During development you might want to pass a list of entities to a query or command. The recommended and safest way is to wrap every item in a parameter and pass it to the query. The problem is that the number of parameters that can be passed to a user function, stored procedure or even dynamic query is limited. The first two are set to 2100 entries per documentation. The third can vary based on the sql server version and the size of the actual parameters. In Sql Server 2008 it’s 65,536 * size of the network packet.
There are numerous way of dealing with this and I’ll describe two possible solutions and one how to not do this, so let’s start.
Bulk insert is one of the best SQL features whenever performance is needed. It’s simple and straightforward, the order of data in a table is retained from the file. However, what if we have already defined import files and would like to feed data from the bulk table in an ordered manner, without modifying files’ structure? To be sure that the ordered will be kept we need to somehow introduce a sorting column.
Io and behold, 3 simple ways to import from temp table and keep entries’ order.
Bulk insert to a view
One way to do this is to modify the original bulk table by adding a primary key. We should always add it in the first position – for two reasons: clarity and ability to extend table columns without dropping whole table.
Note: We’re going to use the simplest example as possible for readability.
First, we create/alter the import table by adding a primary key, which later will be used to determine the order of the insert.
CREATE TABLE ImportTemp(
iId int IDENTITY(1,1),
Then we create a view that contains all columns except identity.
CREATE VIEW ImportTempView
Finally simply perform the bulk insert to the view, results will be automatically inserted to the table on which view is based on.
BULK INSERT ImportTempView
It requires diving into the code base and adjusting the table, which is targeted during the import. Also, we add an additional abstraction layer plus performance overhead with the view itself.
We’re going to use the .NET SqlBulkCopyOptions to specify the way import feeds identification data. However, it requires modification of the import files, which can disqualify this solution (no access to the import files, too many templates, etc.).

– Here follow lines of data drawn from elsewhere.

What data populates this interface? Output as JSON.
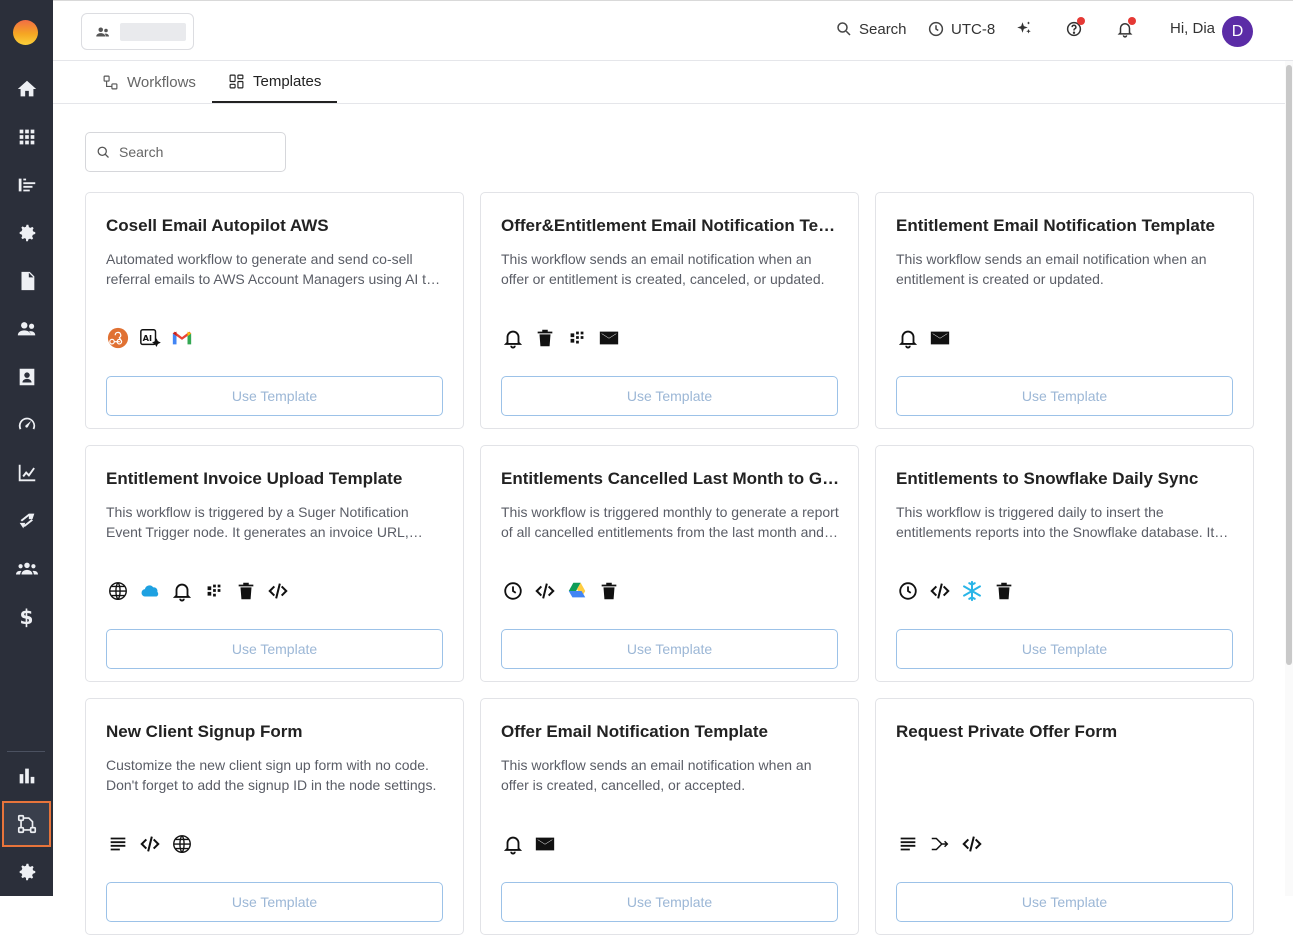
{
  "header": {
    "search_label": "Search",
    "timezone_label": "UTC-8",
    "greeting": "Hi, Dia",
    "avatar_initial": "D"
  },
  "tabs": [
    {
      "label": "Workflows",
      "active": false
    },
    {
      "label": "Templates",
      "active": true
    }
  ],
  "search": {
    "placeholder": "Search"
  },
  "cards": [
    {
      "title": "Cosell Email Autopilot AWS",
      "description": "Automated workflow to generate and send co-sell referral emails to AWS Account Managers using AI to craft personalized messages.",
      "icons": [
        "webhook-icon",
        "ai-icon",
        "gmail-icon"
      ],
      "button": "Use Template"
    },
    {
      "title": "Offer&Entitlement Email Notification Template",
      "description": "This workflow sends an email notification when an offer or entitlement is created, canceled, or updated.",
      "icons": [
        "bell-icon",
        "trash-icon",
        "grid-icon",
        "mail-icon"
      ],
      "button": "Use Template"
    },
    {
      "title": "Entitlement Email Notification Template",
      "description": "This workflow sends an email notification when an entitlement is created or updated.",
      "icons": [
        "bell-icon",
        "mail-icon"
      ],
      "button": "Use Template"
    },
    {
      "title": "Entitlement Invoice Upload Template",
      "description": "This workflow is triggered by a Suger Notification Event Trigger node. It generates an invoice URL, uploads it and updates the entitlement.",
      "icons": [
        "globe-icon",
        "salesforce-icon",
        "bell-icon",
        "grid-icon",
        "trash-icon",
        "code-icon"
      ],
      "button": "Use Template"
    },
    {
      "title": "Entitlements Cancelled Last Month to Google Drive",
      "description": "This workflow is triggered monthly to generate a report of all cancelled entitlements from the last month and upload it.",
      "icons": [
        "clock-icon",
        "code-icon",
        "google-drive-icon",
        "trash-icon"
      ],
      "button": "Use Template"
    },
    {
      "title": "Entitlements to Snowflake Daily Sync",
      "description": "This workflow is triggered daily to insert the entitlements reports into the Snowflake database. It runs every day.",
      "icons": [
        "clock-icon",
        "code-icon",
        "snowflake-icon",
        "trash-icon"
      ],
      "button": "Use Template"
    },
    {
      "title": "New Client Signup Form",
      "description": "Customize the new client sign up form with no code. Don't forget to add the signup ID in the node settings.",
      "icons": [
        "form-icon",
        "code-icon",
        "globe-icon"
      ],
      "button": "Use Template"
    },
    {
      "title": "Offer Email Notification Template",
      "description": "This workflow sends an email notification when an offer is created, cancelled, or accepted.",
      "icons": [
        "bell-icon",
        "mail-icon"
      ],
      "button": "Use Template"
    },
    {
      "title": "Request Private Offer Form",
      "description": "",
      "icons": [
        "form-icon",
        "branch-icon",
        "code-icon"
      ],
      "button": "Use Template"
    }
  ],
  "sidebar": {
    "items": [
      "home-icon",
      "apps-icon",
      "listing-icon",
      "settings-gear-icon",
      "document-icon",
      "users-icon",
      "contacts-icon",
      "speed-icon",
      "analytics-icon",
      "integration-icon",
      "team-icon",
      "billing-icon"
    ],
    "billing_symbol": "$",
    "bottom_items": [
      "bar-chart-icon",
      "workflow-icon",
      "settings-icon"
    ],
    "active": "workflow-icon"
  }
}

public SqlBulkCopyAssistant CreateBulkCopy(string strDestinationTable)
return CreateBulkCopy(strDestinationTable, SqlBulkCopyOptions.KeepIdentity);
The SqlBulkCopyOptions.KeepIdentity option when turned on will allow feeding IDs from the import file. However, the import file needs to include ID values. If this option is disabled (bear in mind the SqlOptions use bitwise options), import file STILL needs to has the ID column specified, although it can be empty (letters in bold are just a header):
DataTable and DataColumn
The third and final method is based on .NET methods involving operations on DataView and DataTables.
using (var dataView = _csvDataReader.ReadDataWithHeaders(localFilePath))
var dataTable = dataView.ToTable();
var dataReader = dataTable.CreateDataReader();
Please focus on dataTable.Columns.Add(“iId”, typeof(int)).SetOrdinal(0); line, which is responsible for adding an empty column to the import table in the first position (0). This way we’re going to add a temporary dummy column on the fly and keep import clean without touching import files.
Whichever method you choose, you’ll end up having a temp table with identity column, which is both trivial and efficient to sort.